As a doctor and weight loss expert, I often receive requests to counter arguments that claim a vegan diet is bad for you. Most I ignore. As much as I would like to respond to the anti-vegan propaganda, it would often mean that I'd basically be arguing with people who have no understanding of science or treating patients.
But recently, one article on this website really got under my skin. There are many articles I love on this site, and many I disagree with. But I found this particular one to be particularly troublesome. Let's go through why.
The author starts with the title, "I'm A Nutritionist. Here's Why I Have Concerns About Vegan Diets." Well, I'm a medical doctor who specializes in diet and has studied nutrition in depth — and I am not the least bit worried by a vegan diet.

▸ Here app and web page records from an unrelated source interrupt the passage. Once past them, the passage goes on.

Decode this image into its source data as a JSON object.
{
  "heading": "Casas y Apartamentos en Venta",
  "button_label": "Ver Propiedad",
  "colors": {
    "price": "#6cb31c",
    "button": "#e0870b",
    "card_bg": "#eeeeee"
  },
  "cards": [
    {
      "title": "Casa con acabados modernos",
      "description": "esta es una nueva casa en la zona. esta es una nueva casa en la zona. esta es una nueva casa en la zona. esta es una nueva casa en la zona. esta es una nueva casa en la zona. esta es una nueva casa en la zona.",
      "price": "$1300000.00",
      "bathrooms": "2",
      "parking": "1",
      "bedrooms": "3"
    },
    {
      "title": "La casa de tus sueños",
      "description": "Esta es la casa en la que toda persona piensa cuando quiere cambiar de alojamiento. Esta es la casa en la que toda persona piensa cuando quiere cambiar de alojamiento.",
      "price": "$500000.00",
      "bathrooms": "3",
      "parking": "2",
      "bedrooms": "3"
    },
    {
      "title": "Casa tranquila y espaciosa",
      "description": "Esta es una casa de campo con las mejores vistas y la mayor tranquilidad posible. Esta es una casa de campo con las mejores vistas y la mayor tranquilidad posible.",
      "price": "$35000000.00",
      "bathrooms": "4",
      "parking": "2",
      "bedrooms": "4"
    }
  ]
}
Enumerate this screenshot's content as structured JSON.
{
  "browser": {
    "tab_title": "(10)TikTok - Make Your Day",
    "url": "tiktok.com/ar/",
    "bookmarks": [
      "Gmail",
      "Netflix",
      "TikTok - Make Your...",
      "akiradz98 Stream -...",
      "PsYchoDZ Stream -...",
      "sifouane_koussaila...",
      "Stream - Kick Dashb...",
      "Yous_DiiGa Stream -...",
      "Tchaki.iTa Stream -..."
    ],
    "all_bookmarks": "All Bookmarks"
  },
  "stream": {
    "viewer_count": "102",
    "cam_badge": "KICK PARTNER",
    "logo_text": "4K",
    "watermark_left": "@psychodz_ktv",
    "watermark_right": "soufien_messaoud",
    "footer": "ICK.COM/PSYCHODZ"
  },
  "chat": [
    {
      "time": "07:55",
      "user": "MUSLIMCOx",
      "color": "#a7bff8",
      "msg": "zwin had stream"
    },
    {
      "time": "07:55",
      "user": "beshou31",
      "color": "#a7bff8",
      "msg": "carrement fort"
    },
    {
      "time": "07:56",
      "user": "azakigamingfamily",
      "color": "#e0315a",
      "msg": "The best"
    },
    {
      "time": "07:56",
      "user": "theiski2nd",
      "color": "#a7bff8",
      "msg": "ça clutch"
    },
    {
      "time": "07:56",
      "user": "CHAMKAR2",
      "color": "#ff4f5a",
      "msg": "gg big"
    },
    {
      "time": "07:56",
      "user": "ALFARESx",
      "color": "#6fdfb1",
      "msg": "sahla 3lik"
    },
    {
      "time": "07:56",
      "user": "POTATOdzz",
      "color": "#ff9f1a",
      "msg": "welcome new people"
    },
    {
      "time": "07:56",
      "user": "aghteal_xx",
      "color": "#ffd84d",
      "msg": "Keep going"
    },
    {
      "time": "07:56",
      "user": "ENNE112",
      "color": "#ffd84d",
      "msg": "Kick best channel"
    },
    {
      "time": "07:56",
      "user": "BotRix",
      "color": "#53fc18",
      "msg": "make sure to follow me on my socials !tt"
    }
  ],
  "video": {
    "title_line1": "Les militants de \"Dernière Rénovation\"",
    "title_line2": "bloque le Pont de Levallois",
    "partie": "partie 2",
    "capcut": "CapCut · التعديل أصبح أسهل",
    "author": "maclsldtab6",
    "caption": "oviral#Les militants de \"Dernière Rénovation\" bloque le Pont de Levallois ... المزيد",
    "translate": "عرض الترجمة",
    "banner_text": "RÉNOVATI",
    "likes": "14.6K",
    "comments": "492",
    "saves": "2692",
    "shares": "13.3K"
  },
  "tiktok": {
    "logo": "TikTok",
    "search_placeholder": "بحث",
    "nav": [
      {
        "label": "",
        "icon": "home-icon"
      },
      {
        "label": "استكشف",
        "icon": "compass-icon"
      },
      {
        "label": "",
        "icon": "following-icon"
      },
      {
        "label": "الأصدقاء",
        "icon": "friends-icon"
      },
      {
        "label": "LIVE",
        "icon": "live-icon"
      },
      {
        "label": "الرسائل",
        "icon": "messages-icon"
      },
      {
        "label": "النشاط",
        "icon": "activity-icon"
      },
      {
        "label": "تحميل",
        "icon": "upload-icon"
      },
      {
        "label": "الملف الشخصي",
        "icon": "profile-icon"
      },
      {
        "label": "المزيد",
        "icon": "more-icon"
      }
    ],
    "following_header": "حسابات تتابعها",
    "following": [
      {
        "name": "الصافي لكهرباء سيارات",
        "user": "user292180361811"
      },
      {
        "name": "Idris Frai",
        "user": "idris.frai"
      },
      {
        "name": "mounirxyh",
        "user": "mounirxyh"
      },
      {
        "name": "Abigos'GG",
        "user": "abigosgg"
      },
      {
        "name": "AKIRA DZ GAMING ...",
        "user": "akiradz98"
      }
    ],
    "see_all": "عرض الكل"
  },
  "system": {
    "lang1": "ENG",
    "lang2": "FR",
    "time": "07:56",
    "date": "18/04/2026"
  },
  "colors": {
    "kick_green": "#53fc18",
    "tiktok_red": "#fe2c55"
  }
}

To start, her first "worry" is that vegans are not getting enough protein. You gotta be kidding me. I recently wrote a book on this topic, Proteinaholic: How Our Obsession with Meat Is Killing Us and What We Can Do About It. The bottom line: There is zero, and I mean zero, evidence that vegans get too little protein.
In fact, I've never seen a case of protein deficiency, as long as there's adequate consumption of calories. The recommended dietary allowance (RDA) for optimal protein intake is 0.8 kg/lean body mass. So that would be 44 grams for females (about the amount found in three cups of cooked beans) and 54 for males. This is enough protein for 99% of the population — and beans, nuts, grains and veggies, which have tons of protein, could cover this amount easily.